Espresso and coffee are made using the same type of beans, but due to different brewing processes, they have very distinct taste profiles. Espresso is known to have a strong and intense flavour, while coffee is typically mellower and sweeter. The key factor that affects the flavour of espresso is its pressure extraction process, which causes more flavor components to be extracted from the beans. Coffee is usually brewed at lower temperatures with boiling water; this creates a more mild cup of java. Both types of bean can produce an excellent cup of coffee if done correctly; what’s important is finding the right grind size for your brewing method in order to achieve optimal results.
Other differences between espresso and coffee beans include the roast level. Espresso beans are usually roasted to a darker level than coffee beans, as this helps to intensify the flavour and create crema, a light and creamy foam that sits on top of the espresso shots and is produced by the pressurized extraction process. Coffee, on the other hand, is typically roasted to a medium or light roast so as not to overpower its flavour; therefore creating a lighter brew. Overall, both types of beans bring something unique to your daily cup, whether it’s an expertly crafted espresso shot or a deep bodied cup from freshly ground coffee.
The crucial factor that determines the character of both coffee and espresso is the brewing technique applied. Espresso is made with an electric pump-driven machine that forces very hot water across very finely ground beans at high pressure, extracting all of the flavor elements within a few seconds. Coffee, on the other hand, is brewed with just hot water used to drip slowly through coarsely ground beans over a larger time frame. The end result may be a very different beverage; espresso has been described as having intense and bold notes, while coffee lingers longer on subtle sweet and acidic tastes.
But it’s not just the brewing technique that creates this difference. The two types of beans also part ways when it comes to the actual variety of bean used. As a general rule, espresso is brewed using higher quality and harder to find varieties. This is because for a great espresso shot you need an intense flavor that can stand up to the pressure of an espresso machine, something most coffee beans cannot provide. Coffee beans on the other hand come in all shapes, sizes, flavor profiles and origins, meaning there are far more options available for those wanting to brew their java at home.
Origin of the Coffee Beans
Espresso and coffee beans may look alike, but the two are actually quite different when it comes to their respective origins. Espresso is made from blends of Arabica and Robusta beans, which hail from South America as well as Central and East Asia. On the other hand, traditional coffee is generally only made of Arabica beans grown in Central and Latin America. Despite the difference in origin, when skilled baristas pair the right espresso blend with the finest grind setting attainable, espresso can boast complex flavors akin to those of gourmet coffee.

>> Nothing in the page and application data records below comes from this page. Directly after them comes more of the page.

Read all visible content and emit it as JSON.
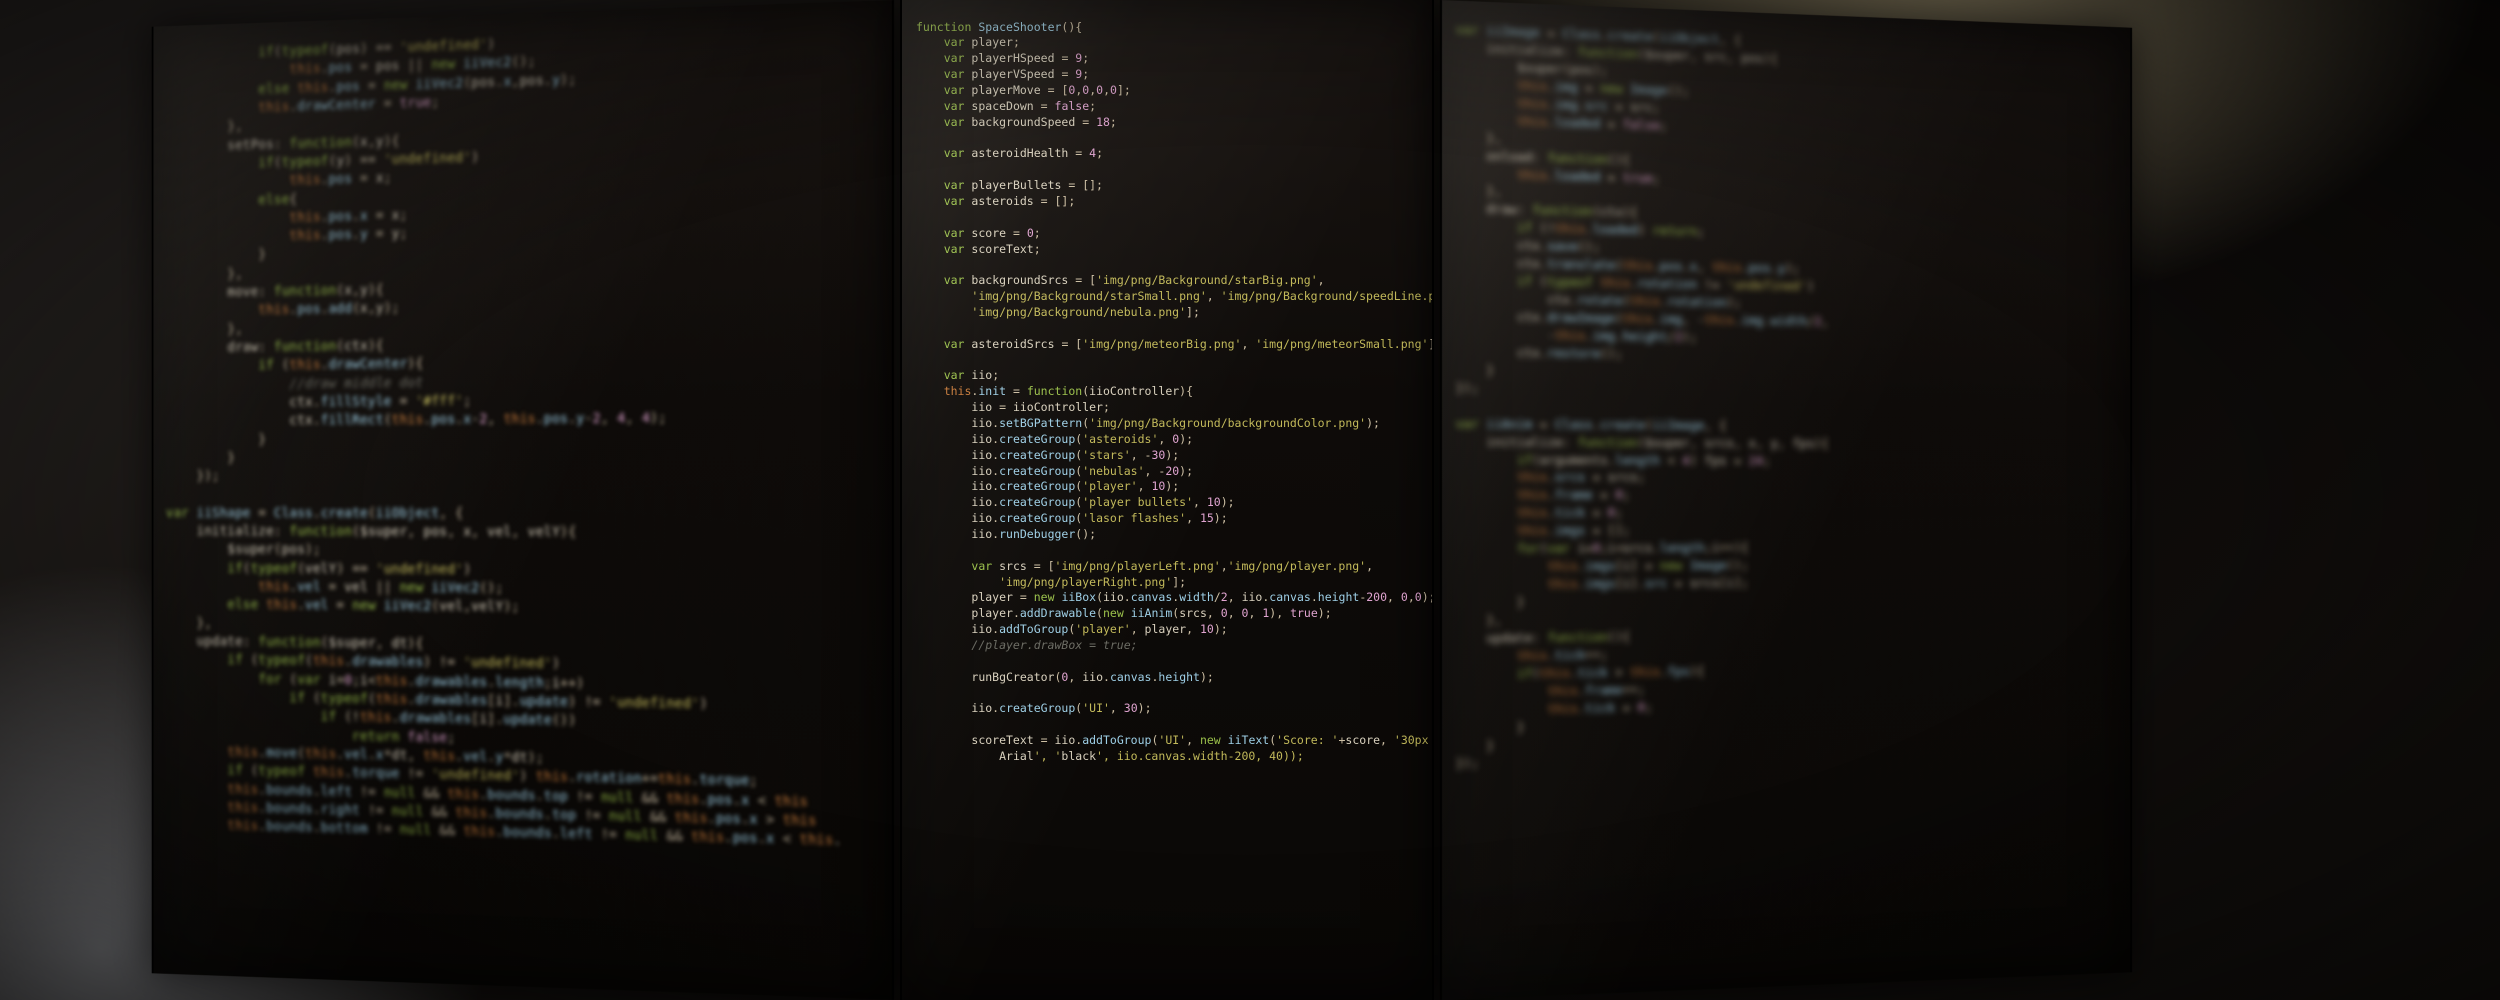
{
  "description": "Photograph of three adjacent computer monitors at an angle, each showing a dark-themed code editor with JavaScript source for a 'SpaceShooter' game. Left and right monitors are out of focus; center monitor is sharp. Warm ambient light from upper right; cool daylight spill from lower left.",
  "left_monitor": {
    "focus": "blurred",
    "lines": [
      "            if(typeof(pos) == 'undefined')",
      "                this.pos = pos || new iiVec2();",
      "            else this.pos = new iiVec2(pos.x,pos.y);",
      "            this.drawCenter = true;",
      "        },",
      "        setPos: function(x,y){",
      "            if(typeof(y) == 'undefined')",
      "                this.pos = x;",
      "            else{",
      "                this.pos.x = x;",
      "                this.pos.y = y;",
      "            }",
      "        },",
      "        move: function(x,y){",
      "            this.pos.add(x,y);",
      "        },",
      "        draw: function(ctx){",
      "            if (this.drawCenter){",
      "                //draw middle dot",
      "                ctx.fillStyle = '#fff';",
      "                ctx.fillRect(this.pos.x-2, this.pos.y-2, 4, 4);",
      "            }",
      "        }",
      "    });",
      "",
      "var iiShape = Class.create(iiObject, {",
      "    initialize: function($super, pos, x, vel, velY){",
      "        $super(pos);",
      "        if(typeof(velY) == 'undefined')",
      "            this.vel = vel || new iiVec2();",
      "        else this.vel = new iiVec2(vel,velY);",
      "    },",
      "    update: function($super, dt){",
      "        if (typeof(this.drawables) != 'undefined')",
      "            for (var i=0;i<this.drawables.length;i++)",
      "                if (typeof(this.drawables[i].update) != 'undefined')",
      "                    if (!this.drawables[i].update())",
      "                        return false;",
      "        this.move(this.vel.x*dt, this.vel.y*dt);",
      "        if (typeof this.torque != 'undefined') this.rotation+=this.torque;",
      "        this.bounds.left != null && this.bounds.top != null && this.pos.x < this",
      "        this.bounds.right != null && this.bounds.top != null && this.pos.x > this",
      "        this.bounds.bottom != null && this.bounds.left != null && this.pos.x < this."
    ]
  },
  "center_monitor": {
    "focus": "sharp",
    "lines": [
      "function SpaceShooter(){",
      "    var player;",
      "    var playerHSpeed = 9;",
      "    var playerVSpeed = 9;",
      "    var playerMove = [0,0,0,0];",
      "    var spaceDown = false;",
      "    var backgroundSpeed = 18;",
      "",
      "    var asteroidHealth = 4;",
      "",
      "    var playerBullets = [];",
      "    var asteroids = [];",
      "",
      "    var score = 0;",
      "    var scoreText;",
      "",
      "    var backgroundSrcs = ['img/png/Background/starBig.png',",
      "        'img/png/Background/starSmall.png', 'img/png/Background/speedLine.png',",
      "        'img/png/Background/nebula.png'];",
      "",
      "    var asteroidSrcs = ['img/png/meteorBig.png', 'img/png/meteorSmall.png'];",
      "",
      "    var iio;",
      "    this.init = function(iioController){",
      "        iio = iioController;",
      "        iio.setBGPattern('img/png/Background/backgroundColor.png');",
      "        iio.createGroup('asteroids', 0);",
      "        iio.createGroup('stars', -30);",
      "        iio.createGroup('nebulas', -20);",
      "        iio.createGroup('player', 10);",
      "        iio.createGroup('player bullets', 10);",
      "        iio.createGroup('lasor flashes', 15);",
      "        iio.runDebugger();",
      "",
      "        var srcs = ['img/png/playerLeft.png','img/png/player.png',",
      "            'img/png/playerRight.png'];",
      "        player = new iiBox(iio.canvas.width/2, iio.canvas.height-200, 0,0);",
      "        player.addDrawable(new iiAnim(srcs, 0, 0, 1), true);",
      "        iio.addToGroup('player', player, 10);",
      "        //player.drawBox = true;",
      "",
      "        runBgCreator(0, iio.canvas.height);",
      "",
      "        iio.createGroup('UI', 30);",
      "",
      "        scoreText = iio.addToGroup('UI', new iiText('Score: '+score, '30px",
      "            Arial', 'black', iio.canvas.width-200, 40));"
    ]
  },
  "right_monitor": {
    "focus": "heavily blurred",
    "lines": [
      "var iiImage = Class.create(iiObject, {",
      "    initialize: function($super, src, pos){",
      "        $super(pos);",
      "        this.img = new Image();",
      "        this.img.src = src;",
      "        this.loaded = false;",
      "    },",
      "    onload: function(){",
      "        this.loaded = true;",
      "    },",
      "    draw: function(ctx){",
      "        if (!this.loaded) return;",
      "        ctx.save();",
      "        ctx.translate(this.pos.x, this.pos.y);",
      "        if (typeof this.rotation != 'undefined')",
      "            ctx.rotate(this.rotation);",
      "        ctx.drawImage(this.img, -this.img.width/2,",
      "            -this.img.height/2);",
      "        ctx.restore();",
      "    }",
      "});",
      "",
      "var iiAnim = Class.create(iiImage, {",
      "    initialize: function($super, srcs, x, y, fps){",
      "        if(arguments.length < 4) fps = 24;",
      "        this.srcs = srcs;",
      "        this.frame = 0;",
      "        this.tick = 0;",
      "        this.imgs = [];",
      "        for(var i=0;i<srcs.length;i++){",
      "            this.imgs[i] = new Image();",
      "            this.imgs[i].src = srcs[i];",
      "        }",
      "    },",
      "    update: function(){",
      "        this.tick++;",
      "        if(this.tick > this.fps){",
      "            this.frame++;",
      "            this.tick = 0;",
      "        }",
      "    }",
      "});"
    ]
  }
}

That said, just because a bean is of Arabica variety does not necessarily mean it will be up to the task of making an outstanding espresso blend. Generally speaking, a blend designed for espresso should have the right balance of flavor notes and aromas to ensure a balanced, yet intense, cup. It also needs to bring out maximum body and crema, which is the creamy layer of foam atop an espresso shot that gives it its iconic look. Coffee blends used for drip coffee generally lack the attributes necessary for producing this creamy layer, so they don’t make good espresso options.